• _Action item_: Print all of the entries exactly, minus the pictures.

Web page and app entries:
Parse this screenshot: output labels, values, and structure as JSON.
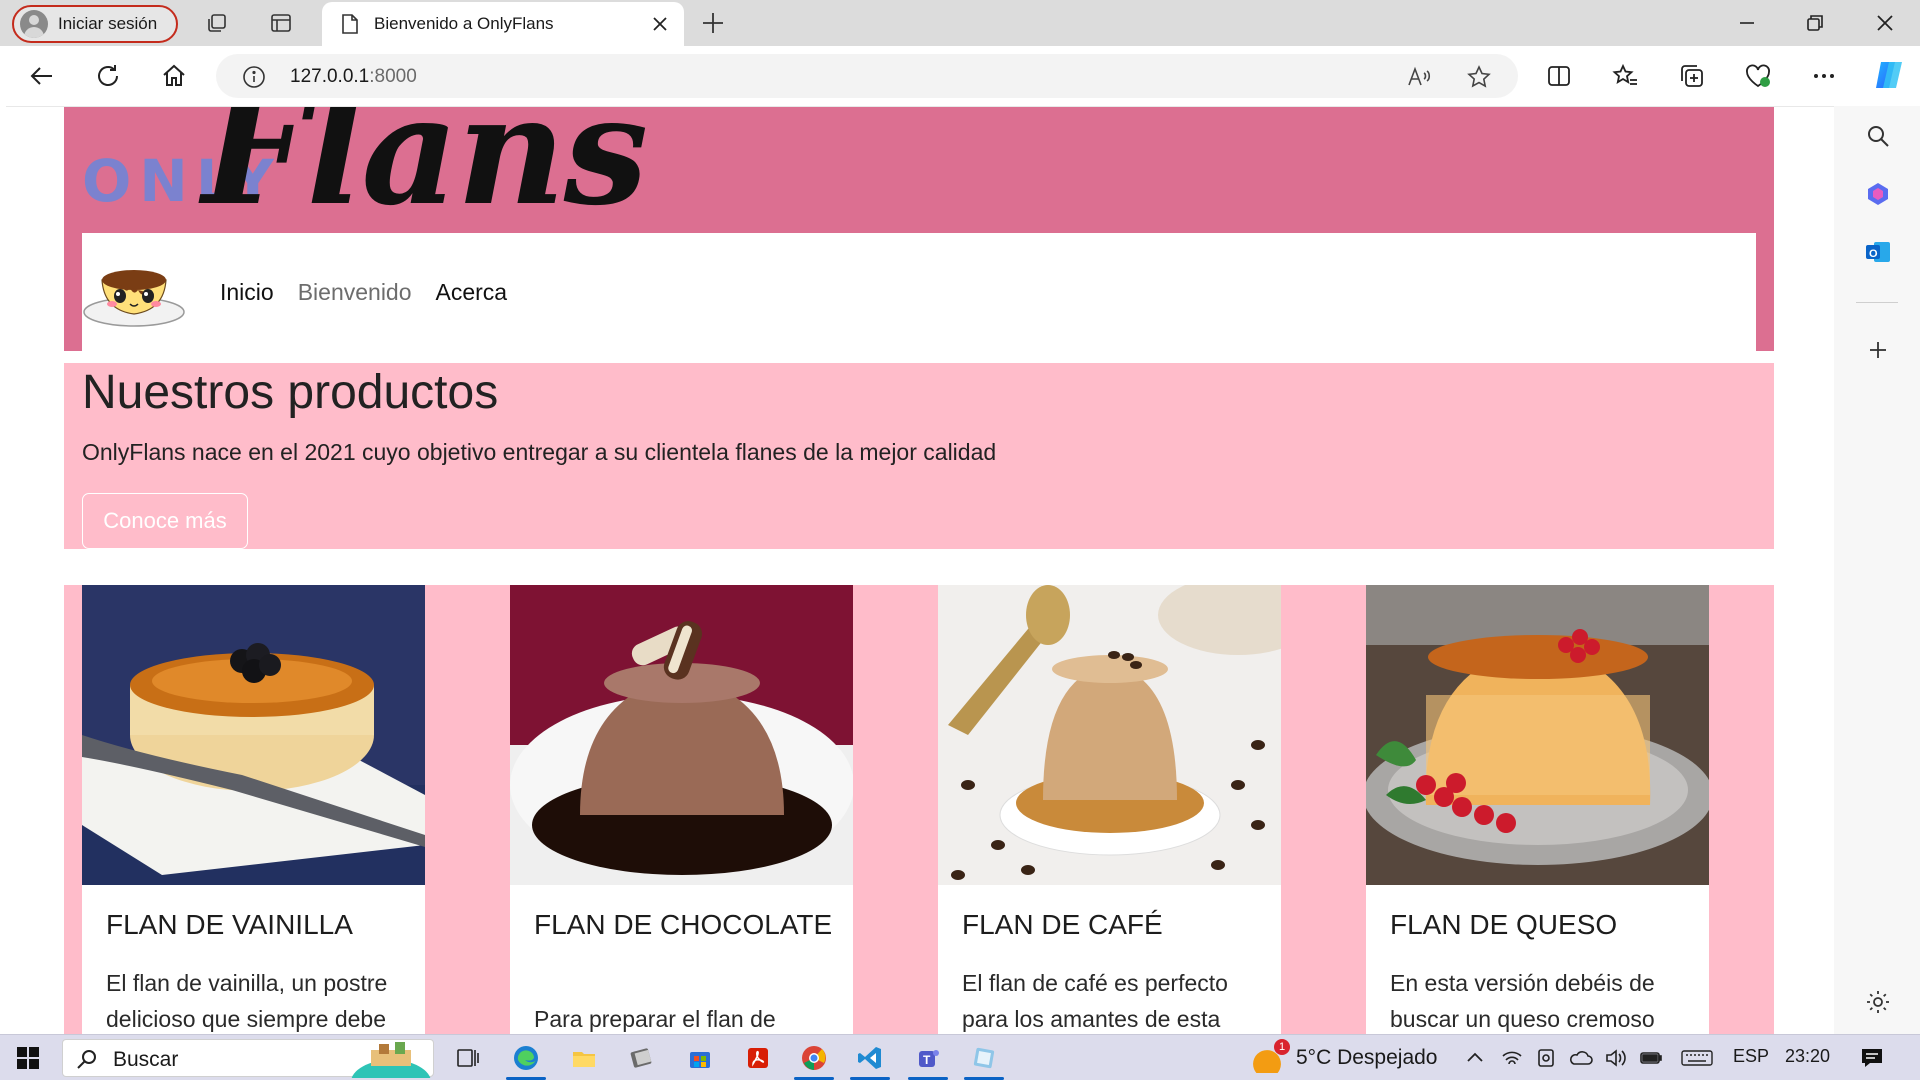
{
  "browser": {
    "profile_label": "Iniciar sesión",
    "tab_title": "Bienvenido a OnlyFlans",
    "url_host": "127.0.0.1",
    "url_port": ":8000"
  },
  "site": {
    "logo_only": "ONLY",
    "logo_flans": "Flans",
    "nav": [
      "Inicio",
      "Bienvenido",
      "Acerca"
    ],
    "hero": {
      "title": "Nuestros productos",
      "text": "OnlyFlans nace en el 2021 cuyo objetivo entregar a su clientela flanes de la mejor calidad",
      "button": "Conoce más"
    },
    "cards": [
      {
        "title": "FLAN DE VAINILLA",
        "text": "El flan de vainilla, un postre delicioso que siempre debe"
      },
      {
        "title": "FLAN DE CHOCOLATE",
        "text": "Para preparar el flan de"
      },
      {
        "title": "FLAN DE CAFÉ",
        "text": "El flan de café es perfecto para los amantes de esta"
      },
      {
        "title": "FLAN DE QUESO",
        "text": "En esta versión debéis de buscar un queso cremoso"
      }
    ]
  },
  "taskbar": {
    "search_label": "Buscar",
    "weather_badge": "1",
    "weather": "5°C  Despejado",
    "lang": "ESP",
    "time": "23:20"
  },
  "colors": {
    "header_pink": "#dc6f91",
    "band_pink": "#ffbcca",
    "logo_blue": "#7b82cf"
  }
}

• _Output for this task_:
Parse this screenshot: output labels, values, and structure as JSON.
{
  "browser": {
    "profile_label": "Iniciar sesión",
    "tab_title": "Bienvenido a OnlyFlans",
    "url_host": "127.0.0.1",
    "url_port": ":8000"
  },
  "site": {
    "logo_only": "ONLY",
    "logo_flans": "Flans",
    "nav": [
      "Inicio",
      "Bienvenido",
      "Acerca"
    ],
    "hero": {
      "title": "Nuestros productos",
      "text": "OnlyFlans nace en el 2021 cuyo objetivo entregar a su clientela flanes de la mejor calidad",
      "button": "Conoce más"
    },
    "cards": [
      {
        "title": "FLAN DE VAINILLA",
        "text": "El flan de vainilla, un postre delicioso que siempre debe"
      },
      {
        "title": "FLAN DE CHOCOLATE",
        "text": "Para preparar el flan de"
      },
      {
        "title": "FLAN DE CAFÉ",
        "text": "El flan de café es perfecto para los amantes de esta"
      },
      {
        "title": "FLAN DE QUESO",
        "text": "En esta versión debéis de buscar un queso cremoso"
      }
    ]
  },
  "taskbar": {
    "search_label": "Buscar",
    "weather_badge": "1",
    "weather": "5°C  Despejado",
    "lang": "ESP",
    "time": "23:20"
  },
  "colors": {
    "header_pink": "#dc6f91",
    "band_pink": "#ffbcca",
    "logo_blue": "#7b82cf"
  }
}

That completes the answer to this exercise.